This woman is going to make a quick stop at Whole Foods' bakery section before book club.
This woman is going to make a quick stop at Whole Foods' bakery section before book club.
nicoletaionescu/iStock via Getty Images

Even if you’re highly skilled in the kitchen, you might find yourself with a deflated cake or bone-dry brownies if you happen to be baking in Aspen, Colorado, for the first time. But why exactly does an oven at high altitude so often wreak havoc on whatever baked good is in it?

According to HuffPost, it all comes down to air pressure. The higher you are above sea level, the lower the air pressure is. This is mostly because there’s less air pressing down on that air from above, and it’s also farther from the gravitational forces on Earth’s surface. With less air pressure keeping liquid molecules in their liquid form, it takes less heat in order to vaporize them—in other words, boiling points are lower at higher altitudes.

“For every 500-foot increase in altitude, the boiling point of water drops by 0.9°F,” Dr. Craig F. Morris, director of the USDA ARS Western Wheat Quality Laboratory at Washington State University, told HuffPost.

Since liquids evaporate at lower temperatures, all the moisture that makes your signature chocolate cake so dense and delicious could disappear long before you’d normally take it out of the oven. To avoid this, you should bake certain goods at lower temperatures.

With less air pressure, gases expand faster, too—so anything that’s supposed to rise in the oven might end up collapsing before the inside is finished baking. Cutting down on leavening agents like yeast, baking powder, and baking soda can help prevent this.
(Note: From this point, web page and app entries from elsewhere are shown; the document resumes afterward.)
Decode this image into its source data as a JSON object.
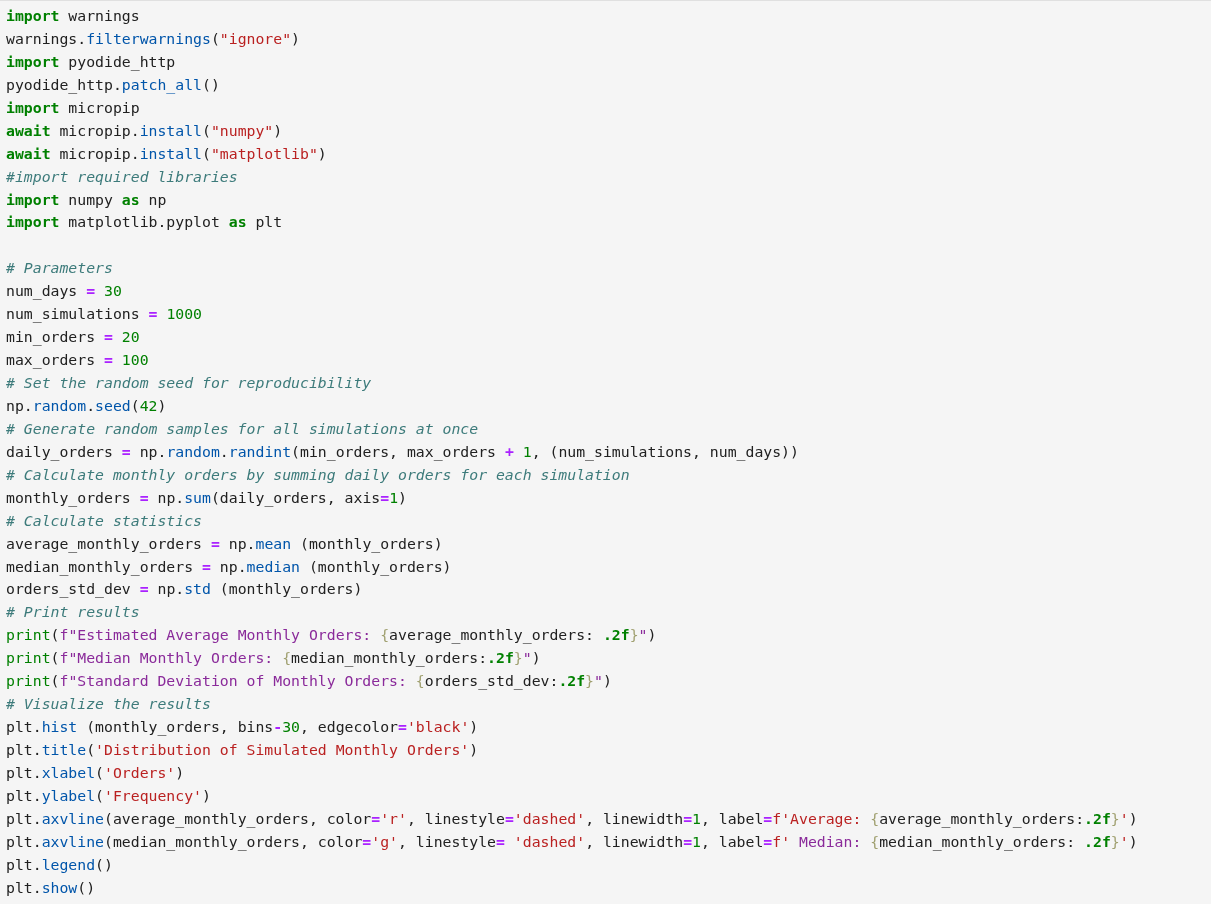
{
  "code_cell": {
    "lines": [
      {
        "kind": "code",
        "tokens": [
          {
            "kind": "kw",
            "text": "import"
          },
          {
            "kind": "name",
            "text": " warnings"
          }
        ]
      },
      {
        "kind": "code",
        "tokens": [
          {
            "kind": "name",
            "text": "warnings."
          },
          {
            "kind": "fn",
            "text": "filterwarnings"
          },
          {
            "kind": "name",
            "text": "("
          },
          {
            "kind": "str",
            "text": "\"ignore\""
          },
          {
            "kind": "name",
            "text": ")"
          }
        ]
      },
      {
        "kind": "code",
        "tokens": [
          {
            "kind": "kw",
            "text": "import"
          },
          {
            "kind": "name",
            "text": " pyodide_http"
          }
        ]
      },
      {
        "kind": "code",
        "tokens": [
          {
            "kind": "name",
            "text": "pyodide_http."
          },
          {
            "kind": "fn",
            "text": "patch_all"
          },
          {
            "kind": "name",
            "text": "()"
          }
        ]
      },
      {
        "kind": "code",
        "tokens": [
          {
            "kind": "kw",
            "text": "import"
          },
          {
            "kind": "name",
            "text": " micropip"
          }
        ]
      },
      {
        "kind": "code",
        "tokens": [
          {
            "kind": "kw",
            "text": "await"
          },
          {
            "kind": "name",
            "text": " micropip."
          },
          {
            "kind": "fn",
            "text": "install"
          },
          {
            "kind": "name",
            "text": "("
          },
          {
            "kind": "str",
            "text": "\"numpy\""
          },
          {
            "kind": "name",
            "text": ")"
          }
        ]
      },
      {
        "kind": "code",
        "tokens": [
          {
            "kind": "kw",
            "text": "await"
          },
          {
            "kind": "name",
            "text": " micropip."
          },
          {
            "kind": "fn",
            "text": "install"
          },
          {
            "kind": "name",
            "text": "("
          },
          {
            "kind": "str",
            "text": "\"matplotlib\""
          },
          {
            "kind": "name",
            "text": ")"
          }
        ]
      },
      {
        "kind": "code",
        "tokens": [
          {
            "kind": "com",
            "text": "#import required libraries"
          }
        ]
      },
      {
        "kind": "code",
        "tokens": [
          {
            "kind": "kw",
            "text": "import"
          },
          {
            "kind": "name",
            "text": " numpy "
          },
          {
            "kind": "kw",
            "text": "as"
          },
          {
            "kind": "name",
            "text": " np"
          }
        ]
      },
      {
        "kind": "code",
        "tokens": [
          {
            "kind": "kw",
            "text": "import"
          },
          {
            "kind": "name",
            "text": " matplotlib.pyplot "
          },
          {
            "kind": "kw",
            "text": "as"
          },
          {
            "kind": "name",
            "text": " plt"
          }
        ]
      },
      {
        "kind": "blank"
      },
      {
        "kind": "code",
        "tokens": [
          {
            "kind": "com",
            "text": "# Parameters"
          }
        ]
      },
      {
        "kind": "code",
        "tokens": [
          {
            "kind": "name",
            "text": "num_days "
          },
          {
            "kind": "op",
            "text": "="
          },
          {
            "kind": "num",
            "text": " 30"
          }
        ]
      },
      {
        "kind": "code",
        "tokens": [
          {
            "kind": "name",
            "text": "num_simulations "
          },
          {
            "kind": "op",
            "text": "="
          },
          {
            "kind": "num",
            "text": " 1000"
          }
        ]
      },
      {
        "kind": "code",
        "tokens": [
          {
            "kind": "name",
            "text": "min_orders "
          },
          {
            "kind": "op",
            "text": "="
          },
          {
            "kind": "num",
            "text": " 20"
          }
        ]
      },
      {
        "kind": "code",
        "tokens": [
          {
            "kind": "name",
            "text": "max_orders "
          },
          {
            "kind": "op",
            "text": "="
          },
          {
            "kind": "num",
            "text": " 100"
          }
        ]
      },
      {
        "kind": "code",
        "tokens": [
          {
            "kind": "com",
            "text": "# Set the random seed for reproducibility"
          }
        ]
      },
      {
        "kind": "code",
        "tokens": [
          {
            "kind": "name",
            "text": "np."
          },
          {
            "kind": "fn",
            "text": "random"
          },
          {
            "kind": "name",
            "text": "."
          },
          {
            "kind": "fn",
            "text": "seed"
          },
          {
            "kind": "name",
            "text": "("
          },
          {
            "kind": "num",
            "text": "42"
          },
          {
            "kind": "name",
            "text": ")"
          }
        ]
      },
      {
        "kind": "code",
        "tokens": [
          {
            "kind": "com",
            "text": "# Generate random samples for all simulations at once"
          }
        ]
      },
      {
        "kind": "code",
        "tokens": [
          {
            "kind": "name",
            "text": "daily_orders "
          },
          {
            "kind": "op",
            "text": "="
          },
          {
            "kind": "name",
            "text": " np."
          },
          {
            "kind": "fn",
            "text": "random"
          },
          {
            "kind": "name",
            "text": "."
          },
          {
            "kind": "fn",
            "text": "randint"
          },
          {
            "kind": "name",
            "text": "(min_orders, max_orders "
          },
          {
            "kind": "op",
            "text": "+"
          },
          {
            "kind": "num",
            "text": " 1"
          },
          {
            "kind": "name",
            "text": ", (num_simulations, num_days))"
          }
        ]
      },
      {
        "kind": "code",
        "tokens": [
          {
            "kind": "com",
            "text": "# Calculate monthly orders by summing daily orders for each simulation"
          }
        ]
      },
      {
        "kind": "code",
        "tokens": [
          {
            "kind": "name",
            "text": "monthly_orders "
          },
          {
            "kind": "op",
            "text": "="
          },
          {
            "kind": "name",
            "text": " np."
          },
          {
            "kind": "fn",
            "text": "sum"
          },
          {
            "kind": "name",
            "text": "(daily_orders, axis"
          },
          {
            "kind": "op",
            "text": "="
          },
          {
            "kind": "num",
            "text": "1"
          },
          {
            "kind": "name",
            "text": ")"
          }
        ]
      },
      {
        "kind": "code",
        "tokens": [
          {
            "kind": "com",
            "text": "# Calculate statistics"
          }
        ]
      },
      {
        "kind": "code",
        "tokens": [
          {
            "kind": "name",
            "text": "average_monthly_orders "
          },
          {
            "kind": "op",
            "text": "="
          },
          {
            "kind": "name",
            "text": " np."
          },
          {
            "kind": "fn",
            "text": "mean"
          },
          {
            "kind": "name",
            "text": " (monthly_orders)"
          }
        ]
      },
      {
        "kind": "code",
        "tokens": [
          {
            "kind": "name",
            "text": "median_monthly_orders "
          },
          {
            "kind": "op",
            "text": "="
          },
          {
            "kind": "name",
            "text": " np."
          },
          {
            "kind": "fn",
            "text": "median"
          },
          {
            "kind": "name",
            "text": " (monthly_orders)"
          }
        ]
      },
      {
        "kind": "code",
        "tokens": [
          {
            "kind": "name",
            "text": "orders_std_dev "
          },
          {
            "kind": "op",
            "text": "="
          },
          {
            "kind": "name",
            "text": " np."
          },
          {
            "kind": "fn",
            "text": "std"
          },
          {
            "kind": "name",
            "text": " (monthly_orders)"
          }
        ]
      },
      {
        "kind": "code",
        "tokens": [
          {
            "kind": "com",
            "text": "# Print results"
          }
        ]
      },
      {
        "kind": "code",
        "tokens": [
          {
            "kind": "builtin",
            "text": "print"
          },
          {
            "kind": "name",
            "text": "("
          },
          {
            "kind": "fs",
            "text": "f\"Estimated Average Monthly Orders: "
          },
          {
            "kind": "brace",
            "text": "{"
          },
          {
            "kind": "name",
            "text": "average_monthly_orders: "
          },
          {
            "kind": "fmt",
            "text": ".2f"
          },
          {
            "kind": "brace",
            "text": "}"
          },
          {
            "kind": "fs",
            "text": "\""
          },
          {
            "kind": "name",
            "text": ")"
          }
        ]
      },
      {
        "kind": "code",
        "tokens": [
          {
            "kind": "builtin",
            "text": "print"
          },
          {
            "kind": "name",
            "text": "("
          },
          {
            "kind": "fs",
            "text": "f\"Median Monthly Orders: "
          },
          {
            "kind": "brace",
            "text": "{"
          },
          {
            "kind": "name",
            "text": "median_monthly_orders:"
          },
          {
            "kind": "fmt",
            "text": ".2f"
          },
          {
            "kind": "brace",
            "text": "}"
          },
          {
            "kind": "fs",
            "text": "\""
          },
          {
            "kind": "name",
            "text": ")"
          }
        ]
      },
      {
        "kind": "code",
        "tokens": [
          {
            "kind": "builtin",
            "text": "print"
          },
          {
            "kind": "name",
            "text": "("
          },
          {
            "kind": "fs",
            "text": "f\"Standard Deviation of Monthly Orders: "
          },
          {
            "kind": "brace",
            "text": "{"
          },
          {
            "kind": "name",
            "text": "orders_std_dev:"
          },
          {
            "kind": "fmt",
            "text": ".2f"
          },
          {
            "kind": "brace",
            "text": "}"
          },
          {
            "kind": "fs",
            "text": "\""
          },
          {
            "kind": "name",
            "text": ")"
          }
        ]
      },
      {
        "kind": "code",
        "tokens": [
          {
            "kind": "com",
            "text": "# Visualize the results"
          }
        ]
      },
      {
        "kind": "code",
        "tokens": [
          {
            "kind": "name",
            "text": "plt."
          },
          {
            "kind": "fn",
            "text": "hist"
          },
          {
            "kind": "name",
            "text": " (monthly_orders, bins"
          },
          {
            "kind": "op",
            "text": "-"
          },
          {
            "kind": "num",
            "text": "30"
          },
          {
            "kind": "name",
            "text": ", edgecolor"
          },
          {
            "kind": "op",
            "text": "="
          },
          {
            "kind": "str",
            "text": "'black'"
          },
          {
            "kind": "name",
            "text": ")"
          }
        ]
      },
      {
        "kind": "code",
        "tokens": [
          {
            "kind": "name",
            "text": "plt."
          },
          {
            "kind": "fn",
            "text": "title"
          },
          {
            "kind": "name",
            "text": "("
          },
          {
            "kind": "str",
            "text": "'Distribution of Simulated Monthly Orders'"
          },
          {
            "kind": "name",
            "text": ")"
          }
        ]
      },
      {
        "kind": "code",
        "tokens": [
          {
            "kind": "name",
            "text": "plt."
          },
          {
            "kind": "fn",
            "text": "xlabel"
          },
          {
            "kind": "name",
            "text": "("
          },
          {
            "kind": "str",
            "text": "'Orders'"
          },
          {
            "kind": "name",
            "text": ")"
          }
        ]
      },
      {
        "kind": "code",
        "tokens": [
          {
            "kind": "name",
            "text": "plt."
          },
          {
            "kind": "fn",
            "text": "ylabel"
          },
          {
            "kind": "name",
            "text": "("
          },
          {
            "kind": "str",
            "text": "'Frequency'"
          },
          {
            "kind": "name",
            "text": ")"
          }
        ]
      },
      {
        "kind": "code",
        "tokens": [
          {
            "kind": "name",
            "text": "plt."
          },
          {
            "kind": "fn",
            "text": "axvline"
          },
          {
            "kind": "name",
            "text": "(average_monthly_orders, color"
          },
          {
            "kind": "op",
            "text": "="
          },
          {
            "kind": "str",
            "text": "'r'"
          },
          {
            "kind": "name",
            "text": ", linestyle"
          },
          {
            "kind": "op",
            "text": "="
          },
          {
            "kind": "str",
            "text": "'dashed'"
          },
          {
            "kind": "name",
            "text": ", linewidth"
          },
          {
            "kind": "op",
            "text": "="
          },
          {
            "kind": "num",
            "text": "1"
          },
          {
            "kind": "name",
            "text": ", label"
          },
          {
            "kind": "op",
            "text": "="
          },
          {
            "kind": "str",
            "text": "f'Average: "
          },
          {
            "kind": "brace",
            "text": "{"
          },
          {
            "kind": "name",
            "text": "average_monthly_orders:"
          },
          {
            "kind": "fmt",
            "text": ".2f"
          },
          {
            "kind": "brace",
            "text": "}"
          },
          {
            "kind": "str",
            "text": "'"
          },
          {
            "kind": "name",
            "text": ")"
          }
        ]
      },
      {
        "kind": "code",
        "tokens": [
          {
            "kind": "name",
            "text": "plt."
          },
          {
            "kind": "fn",
            "text": "axvline"
          },
          {
            "kind": "name",
            "text": "(median_monthly_orders, color"
          },
          {
            "kind": "op",
            "text": "="
          },
          {
            "kind": "str",
            "text": "'g'"
          },
          {
            "kind": "name",
            "text": ", linestyle"
          },
          {
            "kind": "op",
            "text": "="
          },
          {
            "kind": "str",
            "text": " 'dashed'"
          },
          {
            "kind": "name",
            "text": ", linewidth"
          },
          {
            "kind": "op",
            "text": "="
          },
          {
            "kind": "num",
            "text": "1"
          },
          {
            "kind": "name",
            "text": ", label"
          },
          {
            "kind": "op",
            "text": "="
          },
          {
            "kind": "str",
            "text": "f'"
          },
          {
            "kind": "fs",
            "text": " Median: "
          },
          {
            "kind": "brace",
            "text": "{"
          },
          {
            "kind": "name",
            "text": "median_monthly_orders: "
          },
          {
            "kind": "fmt",
            "text": ".2f"
          },
          {
            "kind": "brace",
            "text": "}"
          },
          {
            "kind": "str",
            "text": "'"
          },
          {
            "kind": "name",
            "text": ")"
          }
        ]
      },
      {
        "kind": "code",
        "tokens": [
          {
            "kind": "name",
            "text": "plt."
          },
          {
            "kind": "fn",
            "text": "legend"
          },
          {
            "kind": "name",
            "text": "()"
          }
        ]
      },
      {
        "kind": "code",
        "tokens": [
          {
            "kind": "name",
            "text": "plt."
          },
          {
            "kind": "fn",
            "text": "show"
          },
          {
            "kind": "name",
            "text": "()"
          }
        ]
      }
    ]
  }
}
This also applies to bread dough left to rise before baking (otherwise known as proofing); its rapid expansion could negatively affect its flavor and texture, so you might need to adjust how much yeast you’re using.

If all the ways a recipe could go wrong at high altitudes—and all the experimentation needed to make sure it goes right—seem like a lot to keep track of, Betty Crocker has a handy chart with various types of baked goods and suggested modifications for them.

[h/t HuffPost]